● Task objective
Report how many lines in the records carry the string "Орлята", and give no further text.
┏━━
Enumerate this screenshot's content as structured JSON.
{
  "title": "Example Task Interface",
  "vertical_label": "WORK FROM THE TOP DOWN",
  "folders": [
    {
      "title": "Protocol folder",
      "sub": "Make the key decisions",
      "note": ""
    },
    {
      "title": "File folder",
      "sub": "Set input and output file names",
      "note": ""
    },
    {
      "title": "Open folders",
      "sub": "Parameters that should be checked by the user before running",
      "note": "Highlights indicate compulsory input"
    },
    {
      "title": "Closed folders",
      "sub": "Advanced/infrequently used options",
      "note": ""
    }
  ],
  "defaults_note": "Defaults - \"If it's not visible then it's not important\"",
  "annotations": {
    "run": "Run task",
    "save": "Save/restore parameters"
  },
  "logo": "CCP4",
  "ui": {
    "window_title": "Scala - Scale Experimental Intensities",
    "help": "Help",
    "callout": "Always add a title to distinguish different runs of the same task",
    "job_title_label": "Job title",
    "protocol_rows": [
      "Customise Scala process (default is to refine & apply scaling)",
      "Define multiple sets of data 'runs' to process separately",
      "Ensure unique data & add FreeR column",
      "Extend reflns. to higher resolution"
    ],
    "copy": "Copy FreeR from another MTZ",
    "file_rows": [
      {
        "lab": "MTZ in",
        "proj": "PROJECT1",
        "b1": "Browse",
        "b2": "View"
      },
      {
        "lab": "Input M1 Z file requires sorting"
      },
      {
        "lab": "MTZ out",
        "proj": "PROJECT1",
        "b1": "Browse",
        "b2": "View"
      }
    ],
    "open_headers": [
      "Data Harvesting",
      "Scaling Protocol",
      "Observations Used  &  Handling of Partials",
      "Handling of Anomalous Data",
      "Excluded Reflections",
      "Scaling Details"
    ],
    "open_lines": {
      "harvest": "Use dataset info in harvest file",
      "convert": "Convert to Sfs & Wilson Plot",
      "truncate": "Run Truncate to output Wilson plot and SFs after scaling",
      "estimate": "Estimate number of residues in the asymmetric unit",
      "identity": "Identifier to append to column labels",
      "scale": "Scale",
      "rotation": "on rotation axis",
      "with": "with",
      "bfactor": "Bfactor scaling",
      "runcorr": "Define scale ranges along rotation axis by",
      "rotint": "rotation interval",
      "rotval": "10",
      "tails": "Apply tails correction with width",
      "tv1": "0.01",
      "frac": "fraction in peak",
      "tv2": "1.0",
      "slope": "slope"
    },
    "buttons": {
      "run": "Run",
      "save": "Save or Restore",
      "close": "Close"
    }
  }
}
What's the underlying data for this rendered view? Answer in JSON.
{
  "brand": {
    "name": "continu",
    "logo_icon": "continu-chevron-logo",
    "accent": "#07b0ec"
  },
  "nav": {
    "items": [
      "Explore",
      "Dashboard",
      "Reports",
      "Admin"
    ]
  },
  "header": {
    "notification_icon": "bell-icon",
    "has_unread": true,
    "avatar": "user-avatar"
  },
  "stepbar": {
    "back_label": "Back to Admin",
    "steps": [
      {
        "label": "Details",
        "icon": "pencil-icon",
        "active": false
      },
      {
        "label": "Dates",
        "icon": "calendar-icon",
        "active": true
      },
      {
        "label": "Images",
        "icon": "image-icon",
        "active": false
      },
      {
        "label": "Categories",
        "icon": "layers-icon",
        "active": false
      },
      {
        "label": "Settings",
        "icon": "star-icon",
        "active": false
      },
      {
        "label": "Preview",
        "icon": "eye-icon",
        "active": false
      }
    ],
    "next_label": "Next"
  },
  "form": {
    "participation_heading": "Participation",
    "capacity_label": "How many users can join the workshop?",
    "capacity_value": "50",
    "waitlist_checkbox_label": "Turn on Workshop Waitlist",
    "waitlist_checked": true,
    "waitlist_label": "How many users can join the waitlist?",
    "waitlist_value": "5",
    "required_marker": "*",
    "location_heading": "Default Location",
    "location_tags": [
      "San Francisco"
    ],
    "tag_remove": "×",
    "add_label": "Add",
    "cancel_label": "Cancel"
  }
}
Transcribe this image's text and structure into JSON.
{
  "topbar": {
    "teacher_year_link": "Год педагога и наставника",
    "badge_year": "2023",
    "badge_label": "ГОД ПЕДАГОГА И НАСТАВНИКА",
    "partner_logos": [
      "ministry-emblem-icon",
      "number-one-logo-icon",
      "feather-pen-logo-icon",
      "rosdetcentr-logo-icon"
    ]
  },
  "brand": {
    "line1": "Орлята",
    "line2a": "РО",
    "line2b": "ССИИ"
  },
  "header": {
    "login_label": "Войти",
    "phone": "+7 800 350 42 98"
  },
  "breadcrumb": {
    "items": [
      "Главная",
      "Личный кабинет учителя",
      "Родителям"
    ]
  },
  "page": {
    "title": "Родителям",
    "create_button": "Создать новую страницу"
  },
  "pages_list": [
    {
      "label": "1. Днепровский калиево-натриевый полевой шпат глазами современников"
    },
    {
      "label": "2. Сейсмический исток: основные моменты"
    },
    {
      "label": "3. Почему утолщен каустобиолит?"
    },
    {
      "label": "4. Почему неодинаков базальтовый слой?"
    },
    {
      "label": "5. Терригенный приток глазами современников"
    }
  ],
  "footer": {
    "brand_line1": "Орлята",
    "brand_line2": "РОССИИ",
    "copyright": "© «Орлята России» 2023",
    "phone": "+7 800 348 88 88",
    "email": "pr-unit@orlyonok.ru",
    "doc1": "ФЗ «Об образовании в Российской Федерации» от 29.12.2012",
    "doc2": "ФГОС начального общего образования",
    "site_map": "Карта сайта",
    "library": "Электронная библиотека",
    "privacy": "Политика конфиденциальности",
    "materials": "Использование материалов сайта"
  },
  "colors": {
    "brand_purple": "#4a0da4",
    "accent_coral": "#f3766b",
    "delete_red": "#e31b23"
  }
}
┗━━
● Exercise solution
3